Too much money in politics, and not enough in democracy
The anniversary of Jan. 6 was a grim reminder of our democracy in crisis. Instead of hoping that the upcoming midterm elections will be a period of convergence on kitchen-table constituent priorities, we have ample reason to fear greater division. Recent election cycles have escalated polarization and mistrust.
Our dollars are adding fuel to the fire. We have too much money in politics and not nearly enough money in democracy.
The 2020 election cost over $14 billion, the most expensive on record. Already, nonprofits like OpenSecrets and other campaign spending watchdogs predict that 2022 will set new spending records. At the same time, America’s multiracial democratic experiment, following five decades of declining public trust in government, stands at a crossroads. Organizations like International Institute for Democracy and Electoral Assistance have labeled the U.S. a “backsliding” democracy, and The Institute of Politics at the Harvard Kennedy School released a national poll of America’s 18- to 29-year-olds in December that indicates a majority of young Americans believe our democracy is “in trouble” or “failing.”
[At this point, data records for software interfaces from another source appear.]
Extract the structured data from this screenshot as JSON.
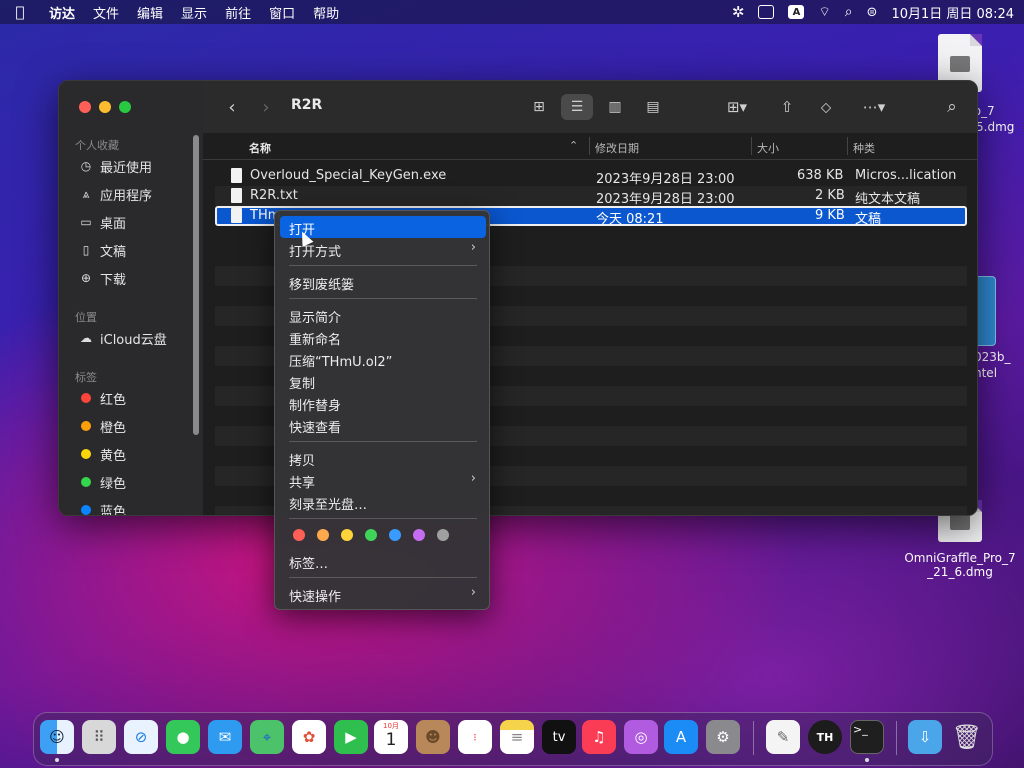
{
  "menubar": {
    "items": [
      "访达",
      "文件",
      "编辑",
      "显示",
      "前往",
      "窗口",
      "帮助"
    ],
    "clock": "10月1日 周日 08:24",
    "input_method": "A"
  },
  "desktop": {
    "icon1_label": "_Pro_7\n5.dmg",
    "icon1_line1": "_Pro_7",
    "icon1_line2": "5.dmg",
    "icon2_line1": "023b_",
    "icon2_line2": "ntel",
    "icon3_line1": "OmniGraffle_Pro_7",
    "icon3_line2": "_21_6.dmg"
  },
  "finder": {
    "title": "R2R",
    "sidebar": {
      "favorites_header": "个人收藏",
      "favorites": [
        "最近使用",
        "应用程序",
        "桌面",
        "文稿",
        "下载"
      ],
      "locations_header": "位置",
      "locations": [
        "iCloud云盘"
      ],
      "tags_header": "标签",
      "tags": [
        {
          "label": "红色",
          "color": "#ff453a"
        },
        {
          "label": "橙色",
          "color": "#ff9f0a"
        },
        {
          "label": "黄色",
          "color": "#ffd60a"
        },
        {
          "label": "绿色",
          "color": "#32d74b"
        },
        {
          "label": "蓝色",
          "color": "#0a84ff"
        }
      ]
    },
    "columns": {
      "name": "名称",
      "date": "修改日期",
      "size": "大小",
      "kind": "种类"
    },
    "files": [
      {
        "name": "Overloud_Special_KeyGen.exe",
        "date": "2023年9月28日 23:00",
        "size": "638 KB",
        "kind": "Micros...lication"
      },
      {
        "name": "R2R.txt",
        "date": "2023年9月28日 23:00",
        "size": "2 KB",
        "kind": "纯文本文稿"
      },
      {
        "name": "THm",
        "date": "今天 08:21",
        "size": "9 KB",
        "kind": "文稿"
      }
    ]
  },
  "context_menu": {
    "open": "打开",
    "open_with": "打开方式",
    "trash": "移到废纸篓",
    "get_info": "显示简介",
    "rename": "重新命名",
    "compress": "压缩“THmU.ol2”",
    "duplicate": "复制",
    "alias": "制作替身",
    "quick_look": "快速查看",
    "copy": "拷贝",
    "share": "共享",
    "burn": "刻录至光盘…",
    "tags": "标签…",
    "quick_actions": "快速操作",
    "tag_colors": [
      "#ff5f57",
      "#ffa94d",
      "#ffd43b",
      "#40d35a",
      "#3a9bff",
      "#c56cf0",
      "#a0a0a0"
    ]
  },
  "dock": {
    "calendar_month": "10月",
    "calendar_day": "1",
    "tv_label": "tv"
  }
}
Many people who care about improving their communities choose to donate to political elections as their primary strategy to advance preferred policies. That is logical, of course, but insufficient.
A healthy democracy itself is essential for our system of self-government to function and rise to the challenge of tackling major challenges like public health, economic security, and education. It requires an engaged citizenry with civic knowledge, mutual trust, and a sense of community responsibility — regardless of political affiliation.
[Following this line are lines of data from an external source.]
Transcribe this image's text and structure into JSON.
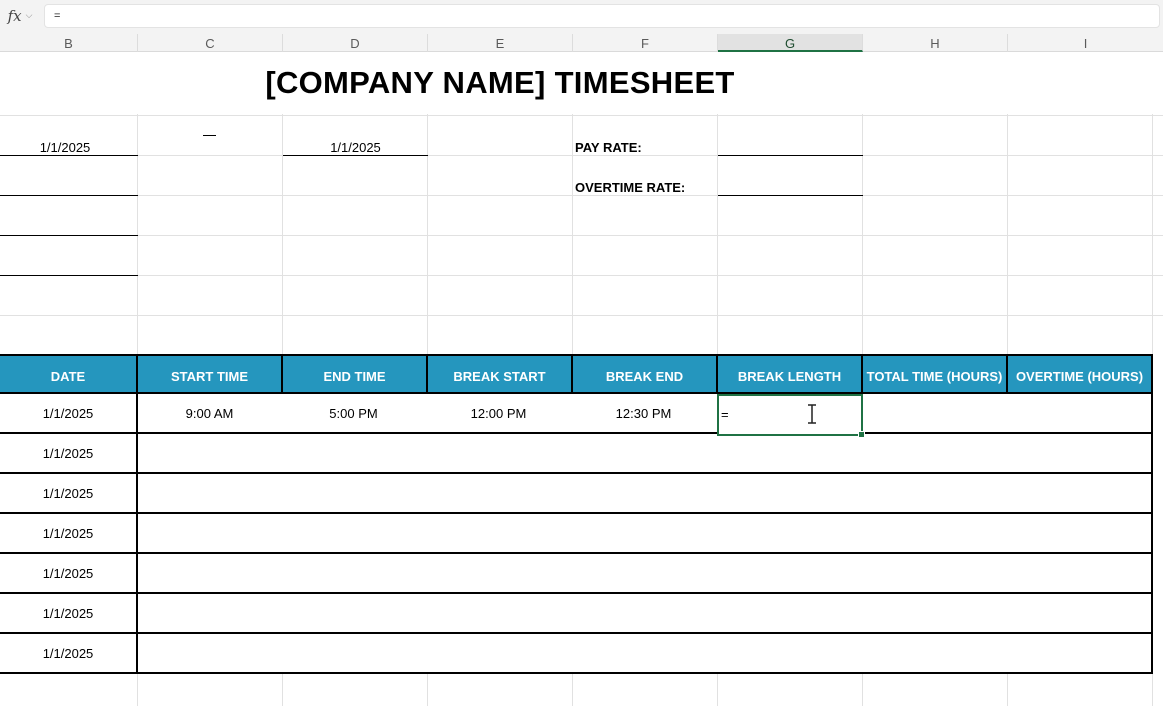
{
  "formula_bar": {
    "fx_label": "fx",
    "content": "="
  },
  "columns": [
    "B",
    "C",
    "D",
    "E",
    "F",
    "G",
    "H",
    "I"
  ],
  "selected_column": "G",
  "title": "[COMPANY NAME] TIMESHEET",
  "header_fields": {
    "b_date": "1/1/2025",
    "c_dash": "—",
    "d_date": "1/1/2025",
    "pay_rate_label": "PAY RATE:",
    "overtime_rate_label": "OVERTIME RATE:"
  },
  "table": {
    "headers": [
      "DATE",
      "START TIME",
      "END TIME",
      "BREAK START",
      "BREAK END",
      "BREAK LENGTH",
      "TOTAL TIME (HOURS)",
      "OVERTIME (HOURS)"
    ],
    "rows": [
      [
        "1/1/2025",
        "9:00 AM",
        "5:00 PM",
        "12:00 PM",
        "12:30 PM",
        "=",
        "",
        ""
      ],
      [
        "1/1/2025",
        "",
        "",
        "",
        "",
        "",
        "",
        ""
      ],
      [
        "1/1/2025",
        "",
        "",
        "",
        "",
        "",
        "",
        ""
      ],
      [
        "1/1/2025",
        "",
        "",
        "",
        "",
        "",
        "",
        ""
      ],
      [
        "1/1/2025",
        "",
        "",
        "",
        "",
        "",
        "",
        ""
      ],
      [
        "1/1/2025",
        "",
        "",
        "",
        "",
        "",
        "",
        ""
      ],
      [
        "1/1/2025",
        "",
        "",
        "",
        "",
        "",
        "",
        ""
      ]
    ]
  },
  "colors": {
    "header_fill": "#2596be",
    "selection": "#1f7244"
  }
}
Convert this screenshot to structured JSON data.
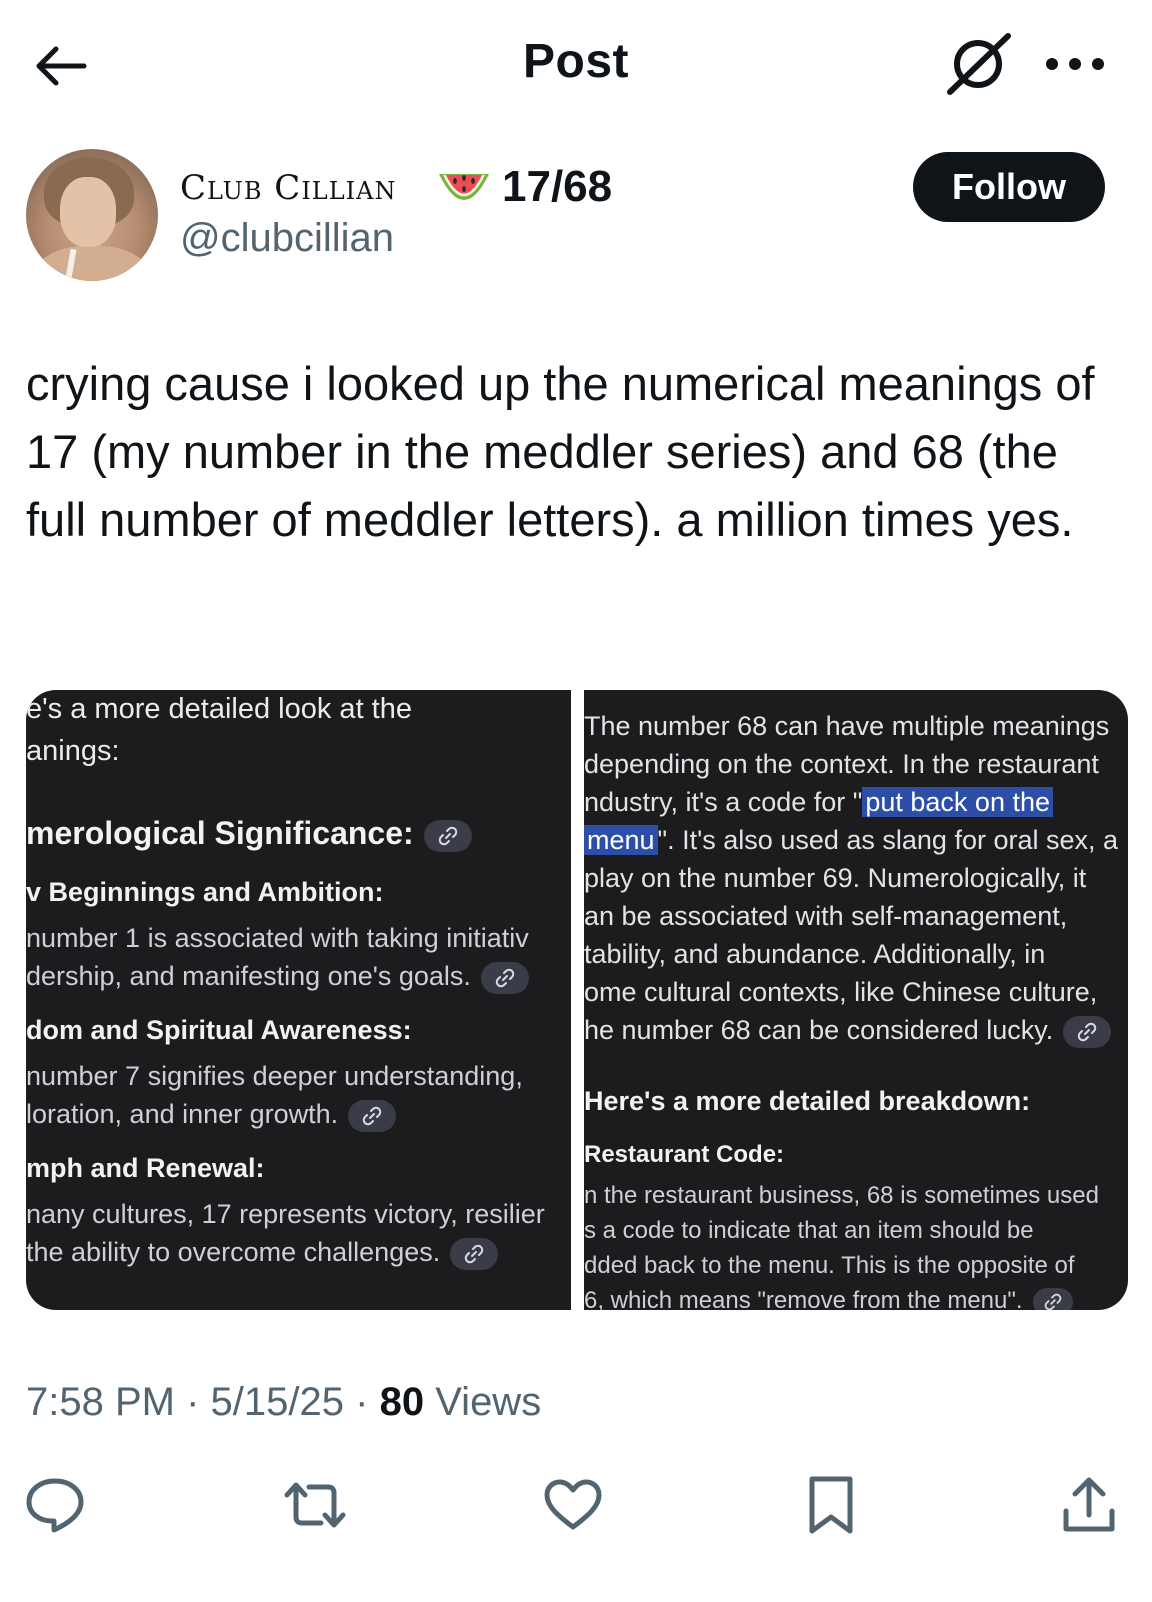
{
  "header": {
    "title": "Post",
    "back_icon": "arrow-left-icon",
    "grok_icon": "grok-icon",
    "more_icon": "more-horizontal-icon"
  },
  "author": {
    "display_name": "Club Cillian",
    "emoji": "watermelon",
    "name_suffix": "17/68",
    "handle": "@clubcillian",
    "follow_label": "Follow"
  },
  "post": {
    "text": "crying cause i looked up the numerical meanings of 17 (my number in the meddler series) and 68 (the full number of meddler letters). a million times yes."
  },
  "media": {
    "left": {
      "intro_1": "e's a more detailed look at the",
      "intro_2": "anings:",
      "heading": "merological Significance:",
      "s1_title": "v Beginnings and Ambition:",
      "s1_l1": " number 1 is associated with taking initiativ",
      "s1_l2": "dership, and manifesting one's goals.",
      "s2_title": "dom and Spiritual Awareness:",
      "s2_l1": " number 7 signifies deeper understanding,",
      "s2_l2": "loration, and inner growth.",
      "s3_title": "mph and Renewal:",
      "s3_l1": "nany cultures, 17 represents victory, resilier",
      "s3_l2": " the ability to overcome challenges."
    },
    "right": {
      "p1_l1": "The number 68 can have multiple meanings",
      "p1_l2": "depending on the context. In the restaurant",
      "p1_l3a": "ndustry, it's a code for \"",
      "p1_l3_hl": "put back on the",
      "p1_l4_hl": "menu",
      "p1_l4b": "\". It's also used as slang for oral sex, a",
      "p1_l5": "play on the number 69. Numerologically, it",
      "p1_l6": "an be associated with self-management,",
      "p1_l7": "tability, and abundance. Additionally, in",
      "p1_l8": "ome cultural contexts, like Chinese culture,",
      "p1_l9": "he number 68 can be considered lucky.",
      "heading": "Here's a more detailed breakdown:",
      "s1_title": "Restaurant Code:",
      "s1_l1": "n the restaurant business, 68 is sometimes used",
      "s1_l2": "s a code to indicate that an item should be",
      "s1_l3": "dded back to the menu. This is the opposite of",
      "s1_l4": "6, which means \"remove from the menu\"."
    },
    "link_icon": "link-icon"
  },
  "meta": {
    "time": "7:58 PM",
    "sep": "·",
    "date": "5/15/25",
    "views_count": "80",
    "views_label": "Views"
  },
  "actions": {
    "reply_icon": "reply-icon",
    "repost_icon": "repost-icon",
    "like_icon": "heart-icon",
    "bookmark_icon": "bookmark-icon",
    "share_icon": "share-icon"
  },
  "colors": {
    "text_primary": "#0f1419",
    "text_secondary": "#536471",
    "follow_bg": "#0f1419",
    "media_bg": "#1c1c1f",
    "highlight": "#2c4ea7"
  }
}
Donors need to rebalance their portfolio for short-term investments in elections together with long-term investments in our democracy.
If we can’t trust our elected representatives to express the will of their constituents, it won’t be solved by one more election. It requires strengthening through bottom-up investments in our local civil society and democracy, with an eye towards early intervention in our civic infrastructure.
Young people, who will inherit our democracy, know this well. I had the opportunity to speak with a young woman from Rhode Island recently, who told me “When you take a group of young people and talk to them about what is possible in their community, they start to believe they are capable of creating long-lasting and necessary adjustments for the betterment of society in all spaces.”
Investing in real-world democracy education for our nation’s young people is the high-impact, long-term investment our democracy needs now.
For a fraction of what is spent in a few months for an election, civics education organizations deliver high quality, project-based civics lessons to tens of thousands of students each year. The future of our institutions and systems belongs to millions of young Americans who see our collective challenges and are wondering if they might suffer them or solve them. We know that when young people are not just spectators to civic chaos, but active change makers it benefits them and sets us on a better path forward.
Starting at the school and neighborhood level, students can identify issues that matter to them and engage in deliberation, participatory research and community problem solving. This makes them agents of change, not just spectators of political bloodsport.
At Generation Citizen, a national civics education nonprofit, we’ve seen positive civic learning exemplified through nonpartisan, student-led projects that build on U.S. History classes. A class of 8th grade students from Fall River, Mass., was interested in protecting marine wildlife from plastics pollution, and wanted to beautify their city so that young people like themselves could take pride in their community and want to build their lives there. Students deftly grabbed local media attention and testified before the city council’s ordinance committee, successfully advocating for the reconsideration of a plastic bag ban.
Our communities and our students need these initiatives, which unlock a sense of agency in young people and a sense of hope in one’s community. Today, the investment helping young people get on the first rung of democracy’s ladder is too small, and the investment in hyperpolarized elections is too large.
Elizabeth Clay Roy is CEO of Generation Citizen, an organization working to transform civics education through working with thousands of young people every year.